“The motivation to seek social contact may arise from either positive or negative emotional states, as social interaction can be rewarding and social isolation can be aversive. While ventral tegmental area (VTA) dopamine neurons may mediate social reward, a cellular substrate for the negative affective state of loneliness has remained elusive. Here, (the authors) identify a functional role for dopamine neurons in the dorsal raphe nucleus (DRN), in which (they) observe synaptic changes following acute social isolation. DRN dopamine neurons show increased activity upon social contact following isolation, revealed by in vivo calcium imaging. Optogenetic activation of DRN dopamine neurons increases social preference but causes place avoidance. Furthermore, these neurons are necessary for promoting rebound sociability following an acute period of isolation. Finally, the degree to which these neurons modulate behavior is predicted by social rank, together supporting a role for DRN dopamine neurons in mediating a loneliness-like state.”
Matthews GA, Nieh EH, Vander Weele CM, Halbert SA, Pradhan RV, Yosafat AS, Glober GF, Izadmehr EM, Thomas RE, Lacy GD, Wildes CP, Ungless MA and Tye KM: Dorsal Raphe Dopamine Neurons Represent the Experience of Social Isolation.
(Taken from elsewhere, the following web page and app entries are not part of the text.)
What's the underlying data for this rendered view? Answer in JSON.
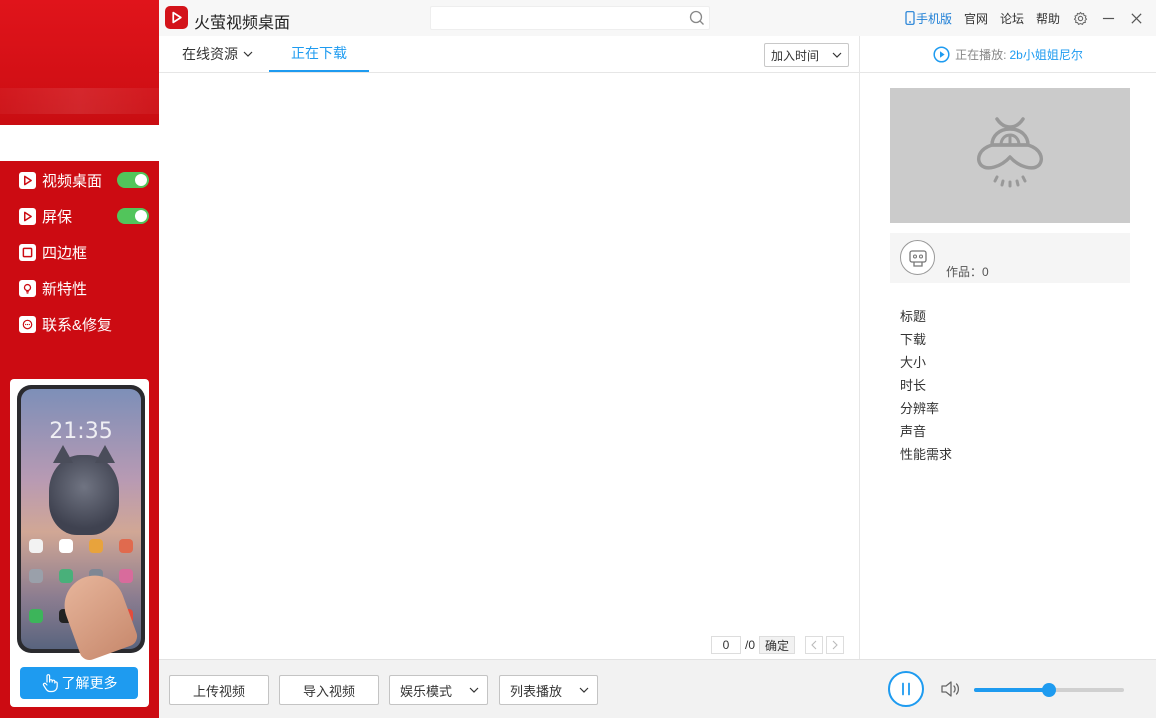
{
  "app": {
    "title": "火萤视频桌面"
  },
  "titlebar": {
    "search_value": "",
    "links": {
      "mobile": "手机版",
      "official": "官网",
      "forum": "论坛",
      "help": "帮助"
    }
  },
  "sidebar": {
    "items": [
      {
        "label": "视频桌面",
        "icon": "play-icon",
        "toggle": true
      },
      {
        "label": "屏保",
        "icon": "play-icon",
        "toggle": true
      },
      {
        "label": "四边框",
        "icon": "frame-icon"
      },
      {
        "label": "新特性",
        "icon": "bulb-icon"
      },
      {
        "label": "联系&修复",
        "icon": "chat-icon"
      }
    ],
    "promo": {
      "phone_time": "21:35",
      "button_label": "了解更多"
    }
  },
  "tabs": {
    "online": "在线资源",
    "downloading": "正在下载",
    "sort_value": "加入时间"
  },
  "pager": {
    "current": "0",
    "total": "/0",
    "confirm": "确定"
  },
  "right_panel": {
    "now_playing_label": "正在播放:",
    "now_playing_title": "2b小姐姐尼尔",
    "works_label": "作品：0",
    "info": [
      "标题",
      "下载",
      "大小",
      "时长",
      "分辨率",
      "声音",
      "性能需求"
    ]
  },
  "bottom": {
    "upload": "上传视频",
    "import": "导入视频",
    "mode": "娱乐模式",
    "playlist": "列表播放",
    "volume": 0.5
  },
  "colors": {
    "brand_red": "#cc0b12",
    "accent_blue": "#1e9bf0",
    "toggle_green": "#52c55b"
  }
}
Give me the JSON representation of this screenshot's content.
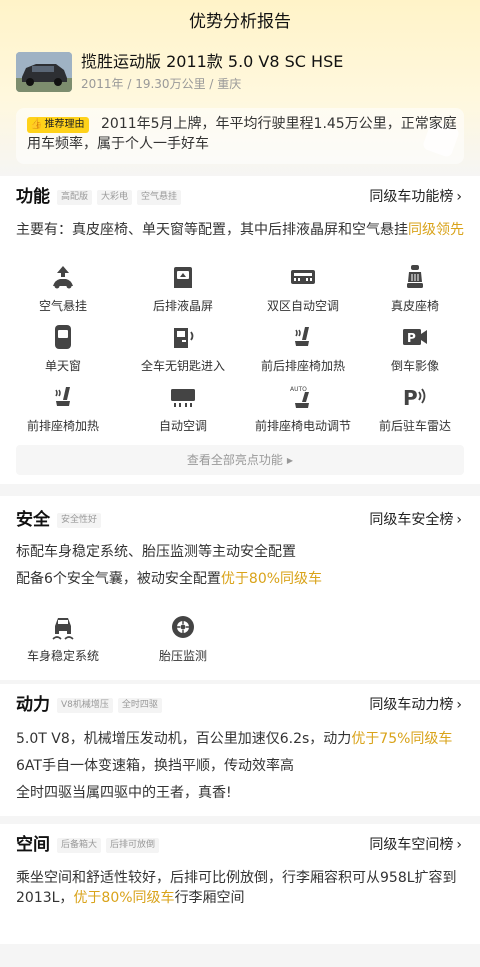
{
  "header": {
    "title": "优势分析报告",
    "car_name": "揽胜运动版 2011款 5.0 V8 SC HSE",
    "car_meta": "2011年 / 19.30万公里 / 重庆"
  },
  "recommend": {
    "badge": "推荐理由",
    "text": "2011年5月上牌，年平均行驶里程1.45万公里，正常家庭用车频率，属于个人一手好车"
  },
  "sections": {
    "features": {
      "title": "功能",
      "tags": [
        "高配版",
        "大彩电",
        "空气悬挂"
      ],
      "rank_link": "同级车功能榜",
      "summary_prefix": "主要有：真皮座椅、单天窗等配置，其中后排液晶屏和空气悬挂",
      "summary_highlight": "同级领先",
      "items": [
        {
          "label": "空气悬挂",
          "icon": "air-suspension-icon"
        },
        {
          "label": "后排液晶屏",
          "icon": "rear-screen-icon"
        },
        {
          "label": "双区自动空调",
          "icon": "dual-zone-ac-icon"
        },
        {
          "label": "真皮座椅",
          "icon": "leather-seat-icon"
        },
        {
          "label": "单天窗",
          "icon": "sunroof-icon"
        },
        {
          "label": "全车无钥匙进入",
          "icon": "keyless-entry-icon"
        },
        {
          "label": "前后排座椅加热",
          "icon": "seat-heating-icon"
        },
        {
          "label": "倒车影像",
          "icon": "reverse-camera-icon"
        },
        {
          "label": "前排座椅加热",
          "icon": "front-seat-heating-icon"
        },
        {
          "label": "自动空调",
          "icon": "auto-ac-icon"
        },
        {
          "label": "前排座椅电动调节",
          "icon": "power-seat-icon"
        },
        {
          "label": "前后驻车雷达",
          "icon": "parking-radar-icon"
        }
      ],
      "more_label": "查看全部亮点功能"
    },
    "safety": {
      "title": "安全",
      "tags": [
        "安全性好"
      ],
      "rank_link": "同级车安全榜",
      "line1": "标配车身稳定系统、胎压监测等主动安全配置",
      "line2_prefix": "配备6个安全气囊，被动安全配置",
      "line2_highlight": "优于80%同级车",
      "items": [
        {
          "label": "车身稳定系统",
          "icon": "stability-control-icon"
        },
        {
          "label": "胎压监测",
          "icon": "tire-pressure-icon"
        }
      ]
    },
    "power": {
      "title": "动力",
      "tags": [
        "V8机械增压",
        "全时四驱"
      ],
      "rank_link": "同级车动力榜",
      "line1_prefix": "5.0T V8，机械增压发动机，百公里加速仅6.2s，动力",
      "line1_highlight": "优于75%同级车",
      "line2": "6AT手自一体变速箱，换挡平顺，传动效率高",
      "line3": "全时四驱当属四驱中的王者，真香!"
    },
    "space": {
      "title": "空间",
      "tags": [
        "后备箱大",
        "后排可放倒"
      ],
      "rank_link": "同级车空间榜",
      "line1": "乘坐空间和舒适性较好，后排可比例放倒，行李厢容积可从958L扩容到",
      "line2_prefix": "2013L，",
      "line2_highlight": "优于80%同级车",
      "line2_suffix": "行李厢空间"
    }
  },
  "colors": {
    "accent": "#d9a31a",
    "badge": "#ffd21a",
    "hero_top": "#fff3c8"
  }
}
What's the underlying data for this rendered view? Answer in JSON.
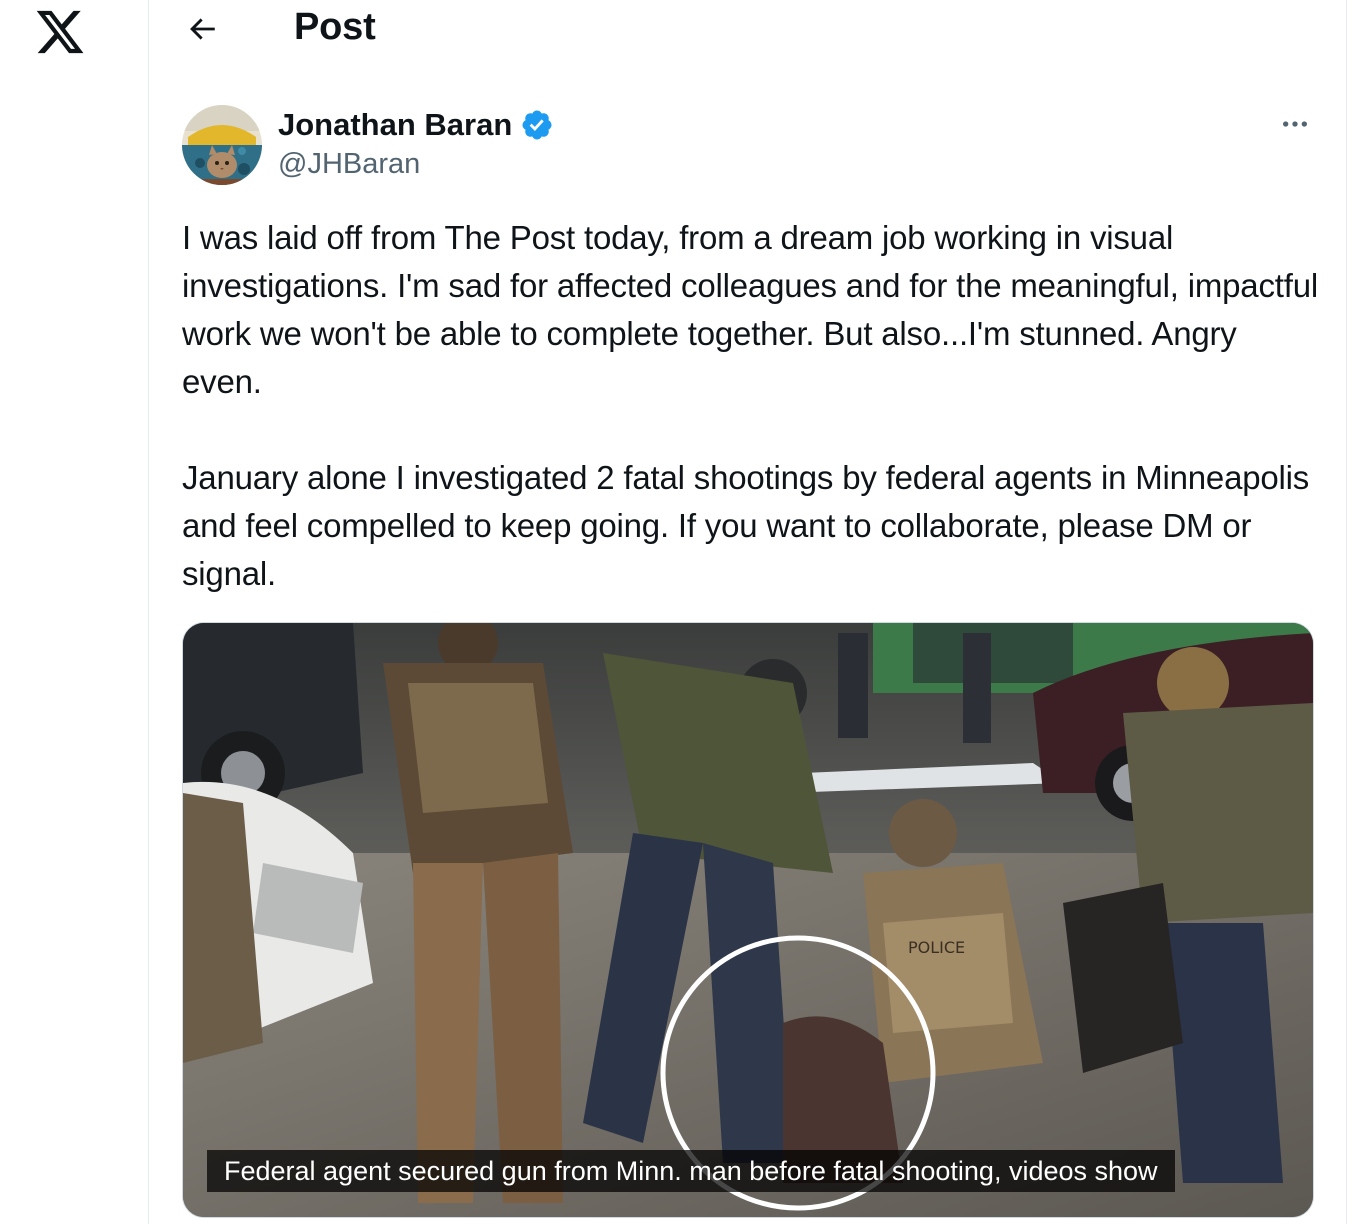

Cell 164(4): 617-631 (2016).

This entry was posted in Uncategorized. Bookmark the permalink.

Comments are closed.